(Your task)
Lines in the data below that contain the word "empatický" are to be copied.

Page and application data records:
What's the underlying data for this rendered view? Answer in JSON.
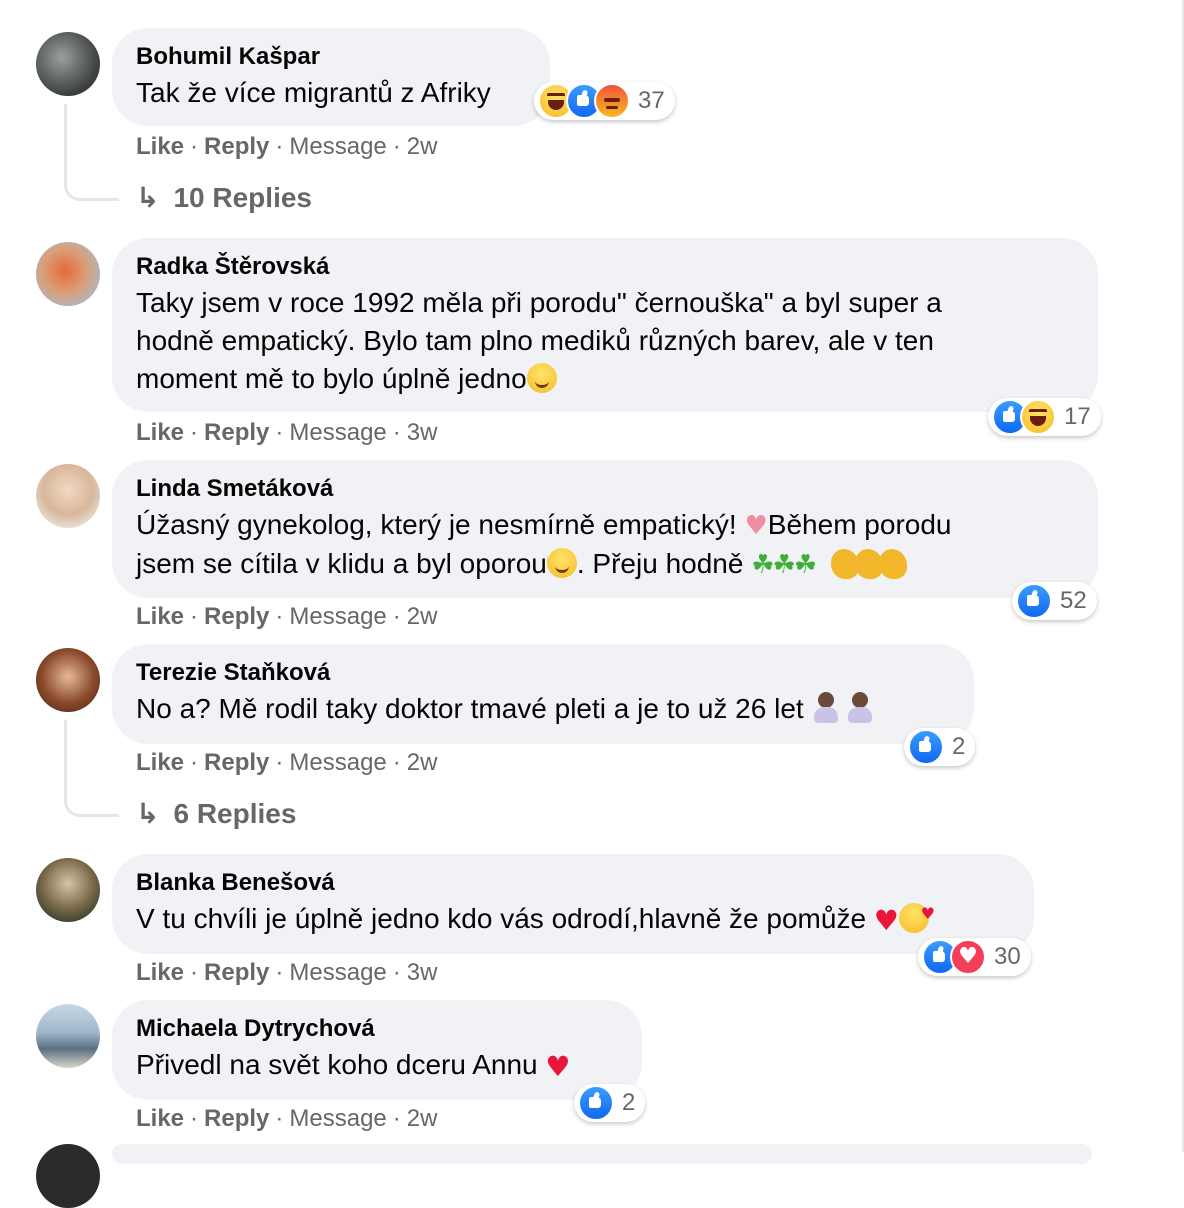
{
  "comments": [
    {
      "author": "Bohumil Kašpar",
      "text": "Tak že více migrantů z Afriky",
      "reactions_count": "37",
      "reaction_types": [
        "haha",
        "like",
        "angry"
      ],
      "actions": {
        "like": "Like",
        "reply": "Reply",
        "message": "Message",
        "time": "2w"
      },
      "replies_label": "10 Replies"
    },
    {
      "author": "Radka Štěrovská",
      "text_line1": "Taky jsem v roce 1992 měla při porodu\" černouška\" a byl super a",
      "text_line2": "hodně empatický. Bylo tam plno mediků různých barev, ale v ten",
      "text_line3": "moment mě to bylo úplně jedno",
      "reactions_count": "17",
      "reaction_types": [
        "like",
        "haha"
      ],
      "actions": {
        "like": "Like",
        "reply": "Reply",
        "message": "Message",
        "time": "3w"
      }
    },
    {
      "author": "Linda Smetáková",
      "text_line1a": "Úžasný gynekolog, který je nesmírně empatický! ",
      "text_line1b": "Během porodu",
      "text_line2a": "jsem se cítila v klidu a byl oporou",
      "text_line2b": ". Přeju hodně ",
      "reactions_count": "52",
      "reaction_types": [
        "like"
      ],
      "actions": {
        "like": "Like",
        "reply": "Reply",
        "message": "Message",
        "time": "2w"
      }
    },
    {
      "author": "Terezie Staňková",
      "text": "No a? Mě rodil taky doktor tmavé pleti a je to už 26 let",
      "reactions_count": "2",
      "reaction_types": [
        "like"
      ],
      "actions": {
        "like": "Like",
        "reply": "Reply",
        "message": "Message",
        "time": "2w"
      },
      "replies_label": "6 Replies"
    },
    {
      "author": "Blanka Benešová",
      "text": "V tu chvíli je úplně jedno kdo vás odrodí,hlavně že pomůže",
      "reactions_count": "30",
      "reaction_types": [
        "like",
        "love"
      ],
      "actions": {
        "like": "Like",
        "reply": "Reply",
        "message": "Message",
        "time": "3w"
      }
    },
    {
      "author": "Michaela Dytrychová",
      "text": "Přivedl na svět koho dceru Annu",
      "reactions_count": "2",
      "reaction_types": [
        "like"
      ],
      "actions": {
        "like": "Like",
        "reply": "Reply",
        "message": "Message",
        "time": "2w"
      }
    }
  ],
  "colors": {
    "bubble_bg": "#f0f2f5",
    "secondary_text": "#65676b",
    "like_blue": "#1877f2",
    "love_red": "#f33e58"
  }
}
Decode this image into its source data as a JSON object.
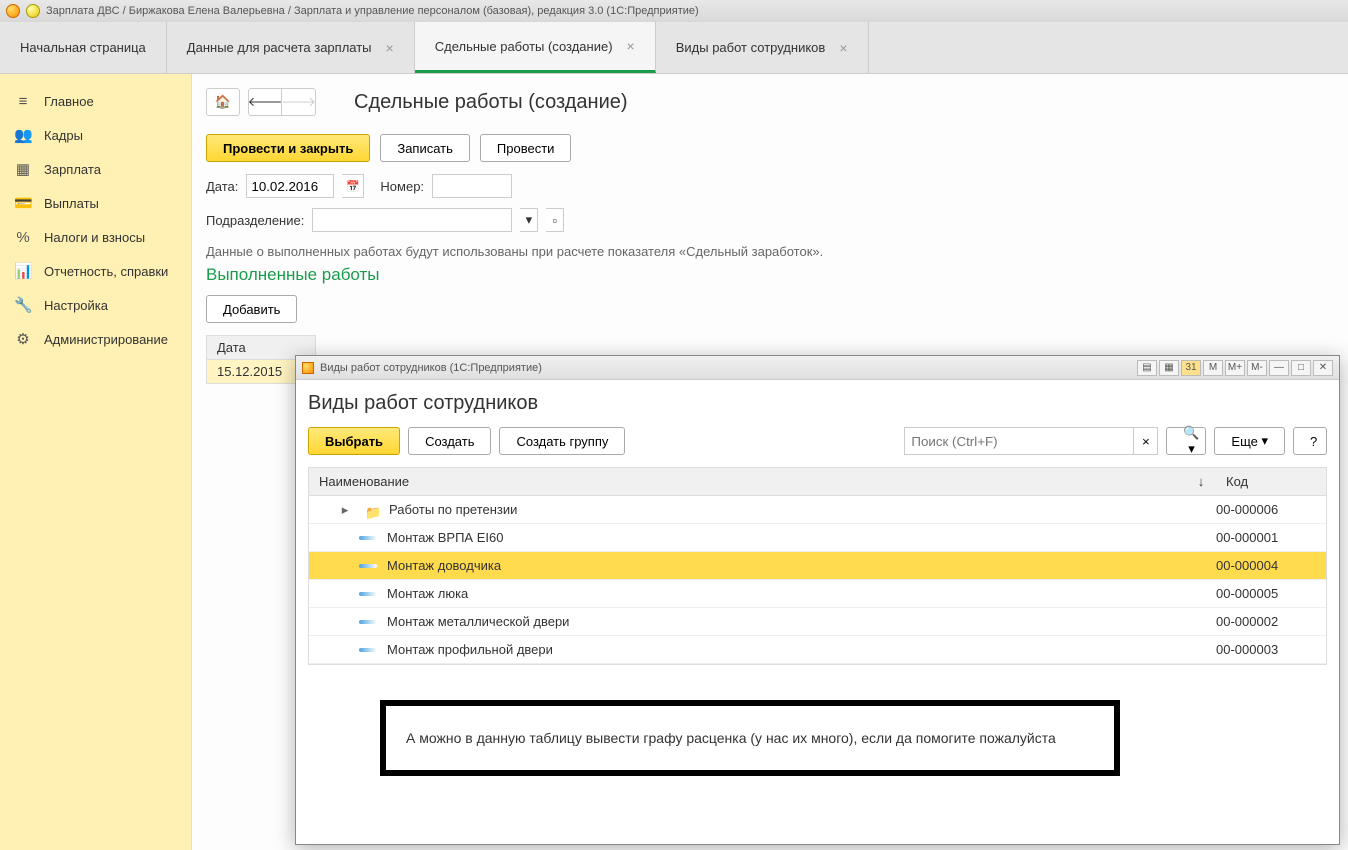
{
  "app_title": "Зарплата ДВС / Биржакова Елена Валерьевна / Зарплата и управление персоналом (базовая), редакция 3.0  (1С:Предприятие)",
  "tabs": [
    {
      "label": "Начальная страница",
      "closable": false
    },
    {
      "label": "Данные для расчета зарплаты",
      "closable": true
    },
    {
      "label": "Сдельные работы (создание)",
      "closable": true,
      "active": true
    },
    {
      "label": "Виды работ сотрудников",
      "closable": true
    }
  ],
  "sidebar": [
    {
      "icon": "≡",
      "label": "Главное"
    },
    {
      "icon": "👥",
      "label": "Кадры"
    },
    {
      "icon": "▦",
      "label": "Зарплата"
    },
    {
      "icon": "💳",
      "label": "Выплаты"
    },
    {
      "icon": "%",
      "label": "Налоги и взносы"
    },
    {
      "icon": "📊",
      "label": "Отчетность, справки"
    },
    {
      "icon": "🔧",
      "label": "Настройка"
    },
    {
      "icon": "⚙",
      "label": "Администрирование"
    }
  ],
  "page": {
    "title": "Сдельные работы (создание)",
    "btn_post_close": "Провести и закрыть",
    "btn_write": "Записать",
    "btn_post": "Провести",
    "label_date": "Дата:",
    "value_date": "10.02.2016",
    "label_number": "Номер:",
    "value_number": "",
    "label_podr": "Подразделение:",
    "value_podr": "",
    "info_text": "Данные о выполненных работах будут использованы при расчете показателя «Сдельный заработок».",
    "section_title": "Выполненные работы",
    "btn_add": "Добавить",
    "table_hdr_date": "Дата",
    "table_row_date": "15.12.2015"
  },
  "dialog": {
    "window_title": "Виды работ сотрудников  (1С:Предприятие)",
    "title": "Виды работ сотрудников",
    "btn_select": "Выбрать",
    "btn_create": "Создать",
    "btn_create_group": "Создать группу",
    "search_placeholder": "Поиск (Ctrl+F)",
    "btn_more": "Еще",
    "hdr_name": "Наименование",
    "hdr_code": "Код",
    "calc_btns": [
      "M",
      "M+",
      "M-"
    ],
    "rows": [
      {
        "type": "folder",
        "name": "Работы по претензии",
        "code": "00-000006"
      },
      {
        "type": "item",
        "name": "Монтаж ВРПА EI60",
        "code": "00-000001"
      },
      {
        "type": "item",
        "name": "Монтаж доводчика",
        "code": "00-000004",
        "selected": true
      },
      {
        "type": "item",
        "name": "Монтаж люка",
        "code": "00-000005"
      },
      {
        "type": "item",
        "name": "Монтаж металлической двери",
        "code": "00-000002"
      },
      {
        "type": "item",
        "name": "Монтаж профильной двери",
        "code": "00-000003"
      }
    ]
  },
  "annotation": "А можно в данную таблицу вывести графу расценка (у нас их много), если да помогите пожалуйста"
}
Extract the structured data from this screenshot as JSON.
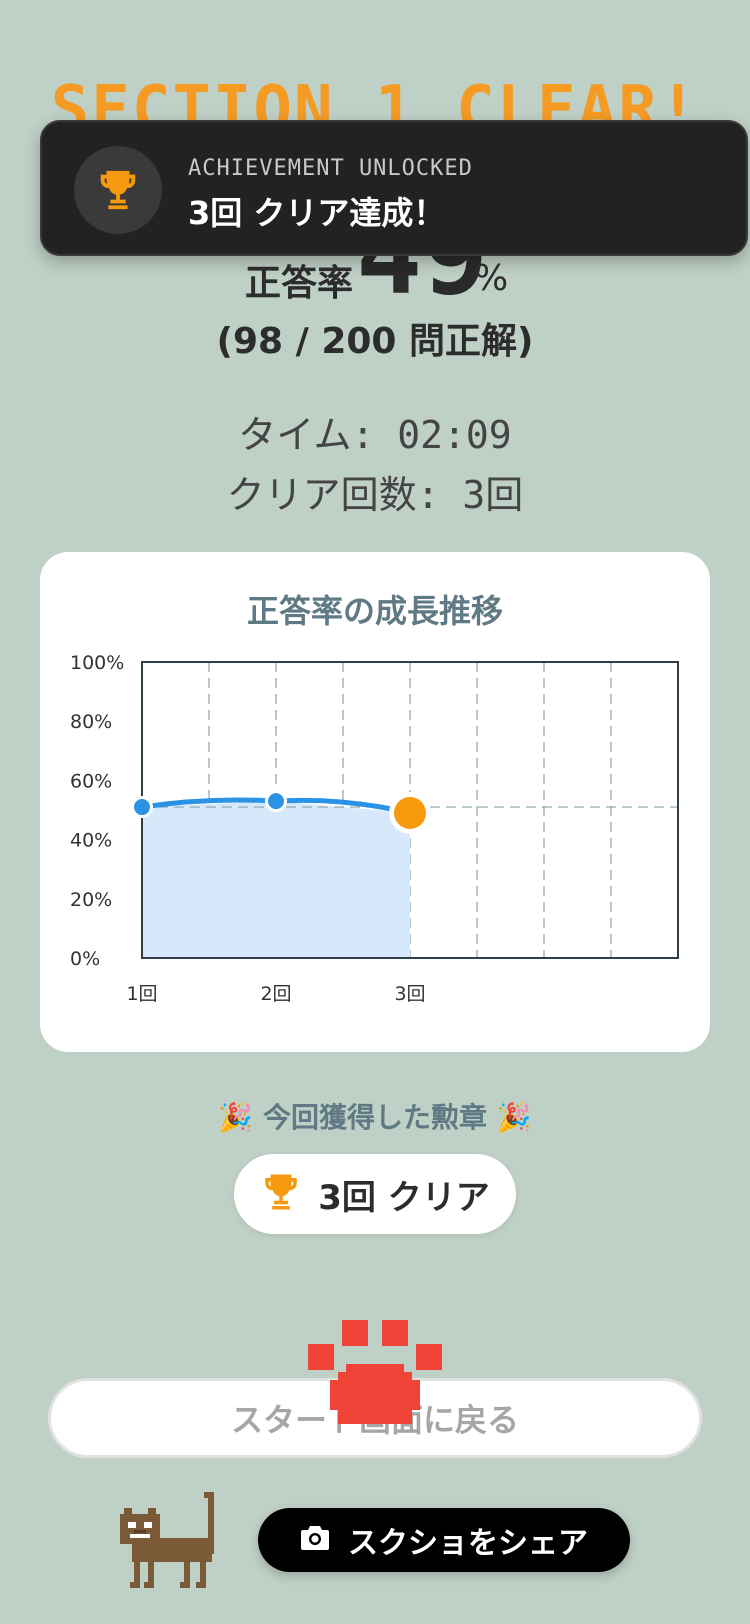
{
  "header": {
    "title": "SECTION 1 CLEAR!"
  },
  "toast": {
    "kicker": "ACHIEVEMENT UNLOCKED",
    "message": "3回 クリア達成！",
    "icon": "trophy-icon"
  },
  "score": {
    "label": "正答率",
    "value": "49",
    "unit": "%",
    "detail": "(98 / 200 問正解)"
  },
  "stats": {
    "time": "タイム: 02:09",
    "clears": "クリア回数: 3回"
  },
  "chart": {
    "title": "正答率の成長推移"
  },
  "chart_data": {
    "type": "line",
    "title": "正答率の成長推移",
    "categories": [
      "1回",
      "2回",
      "3回"
    ],
    "series": [
      {
        "values": [
          51,
          53,
          49
        ]
      }
    ],
    "y_ticks": [
      "0%",
      "20%",
      "40%",
      "60%",
      "80%",
      "100%"
    ],
    "ylim": [
      0,
      100
    ],
    "x_slots": 8,
    "grid": true,
    "reference_line": 51,
    "colors": {
      "line": "#2b93e6",
      "area": "#d6e9fb",
      "current_point": "#f79a0e"
    }
  },
  "medals": {
    "heading": "🎉 今回獲得した勲章 🎉",
    "badge_label": "3回 クリア",
    "badge_icon": "trophy-icon"
  },
  "buttons": {
    "start": "スタート画面に戻る",
    "share": "スクショをシェア",
    "share_icon": "camera-icon"
  },
  "colors": {
    "background": "#bfd0c6",
    "accent": "#f59a23",
    "paw": "#f04438",
    "cat": "#7b5a37"
  }
}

(Task result)
      "text_line2": "hodně empatický. Bylo tam plno mediků různých barev, ale v ten",
      "text_line1a": "Úžasný gynekolog, který je nesmírně empatický! ",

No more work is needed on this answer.